Dataset rows describing interfaces
_ _ _ _ _ _ _
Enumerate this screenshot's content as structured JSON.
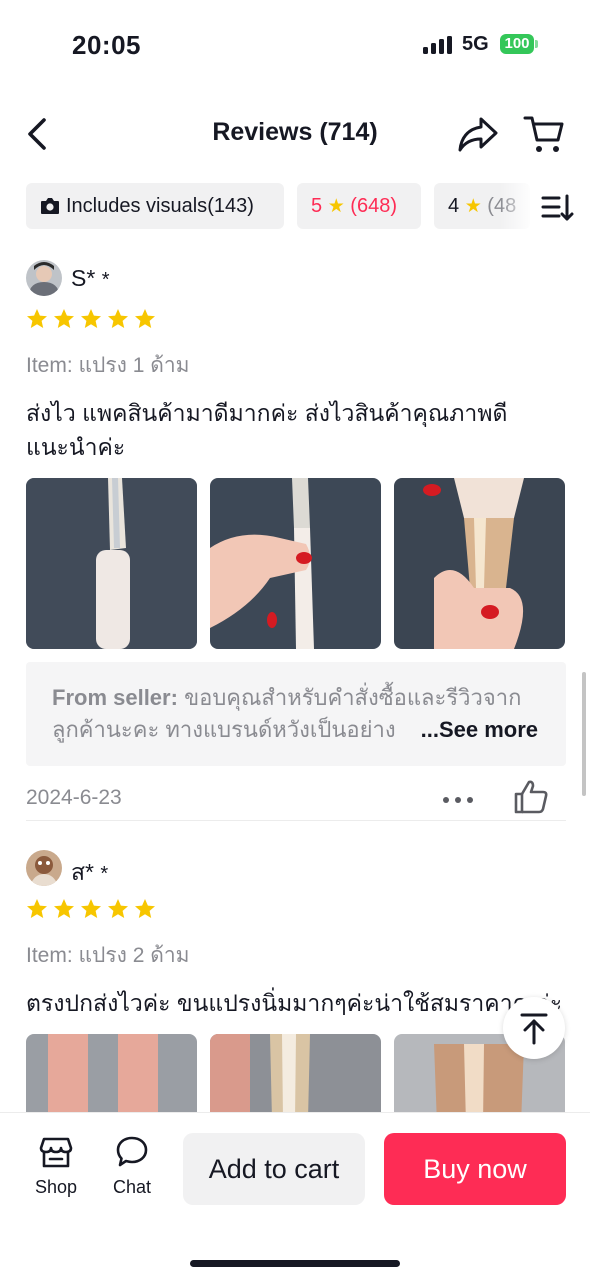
{
  "status_bar": {
    "time": "20:05",
    "network": "5G",
    "battery": "100"
  },
  "nav": {
    "title": "Reviews (714)"
  },
  "filters": {
    "visuals": {
      "label": "Includes visuals",
      "count": "(143)"
    },
    "five_star": {
      "rating": "5",
      "count": "(648)"
    },
    "four_star": {
      "rating": "4",
      "count": "(48"
    }
  },
  "reviews": [
    {
      "name": "S*",
      "name_suffix": "*",
      "stars": 5,
      "item": "Item: แปรง 1 ด้าม",
      "text": "ส่งไว แพคสินค้ามาดีมากค่ะ ส่งไวสินค้าคุณภาพดี แนะนำค่ะ",
      "seller_label": "From seller:",
      "seller_text": "ขอบคุณสำหรับคำสั่งซื้อและรีวิวจากลูกค้านะคะ ทางแบรนด์หวังเป็นอย่าง",
      "see_more": "...See more",
      "date": "2024-6-23"
    },
    {
      "name": "ส*",
      "name_suffix": "*",
      "stars": 5,
      "item": "Item: แปรง 2 ด้าม",
      "text": "ตรงปกส่งไวค่ะ ขนแปรงนิ่มมากๆค่ะน่าใช้สมราคาค ค่ะ"
    }
  ],
  "bottom_bar": {
    "shop": "Shop",
    "chat": "Chat",
    "add_to_cart": "Add to cart",
    "buy_now": "Buy now"
  },
  "colors": {
    "accent": "#fe2c55",
    "star": "#f7c600",
    "muted": "#8a8b91"
  },
  "icons": [
    "back-icon",
    "share-icon",
    "cart-icon",
    "camera-icon",
    "sort-icon",
    "star-icon",
    "more-icon",
    "thumbs-up-icon",
    "arrow-up-icon",
    "shop-icon",
    "chat-icon"
  ]
}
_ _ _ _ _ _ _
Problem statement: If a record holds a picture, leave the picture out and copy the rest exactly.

Result for this task:
Enumerate this screenshot's content as structured JSON.
{
  "status_bar": {
    "time": "20:05",
    "network": "5G",
    "battery": "100"
  },
  "nav": {
    "title": "Reviews (714)"
  },
  "filters": {
    "visuals": {
      "label": "Includes visuals",
      "count": "(143)"
    },
    "five_star": {
      "rating": "5",
      "count": "(648)"
    },
    "four_star": {
      "rating": "4",
      "count": "(48"
    }
  },
  "reviews": [
    {
      "name": "S*",
      "name_suffix": "*",
      "stars": 5,
      "item": "Item: แปรง 1 ด้าม",
      "text": "ส่งไว แพคสินค้ามาดีมากค่ะ ส่งไวสินค้าคุณภาพดี แนะนำค่ะ",
      "seller_label": "From seller:",
      "seller_text": "ขอบคุณสำหรับคำสั่งซื้อและรีวิวจากลูกค้านะคะ ทางแบรนด์หวังเป็นอย่าง",
      "see_more": "...See more",
      "date": "2024-6-23"
    },
    {
      "name": "ส*",
      "name_suffix": "*",
      "stars": 5,
      "item": "Item: แปรง 2 ด้าม",
      "text": "ตรงปกส่งไวค่ะ ขนแปรงนิ่มมากๆค่ะน่าใช้สมราคาค ค่ะ"
    }
  ],
  "bottom_bar": {
    "shop": "Shop",
    "chat": "Chat",
    "add_to_cart": "Add to cart",
    "buy_now": "Buy now"
  },
  "colors": {
    "accent": "#fe2c55",
    "star": "#f7c600",
    "muted": "#8a8b91"
  },
  "icons": [
    "back-icon",
    "share-icon",
    "cart-icon",
    "camera-icon",
    "sort-icon",
    "star-icon",
    "more-icon",
    "thumbs-up-icon",
    "arrow-up-icon",
    "shop-icon",
    "chat-icon"
  ]
}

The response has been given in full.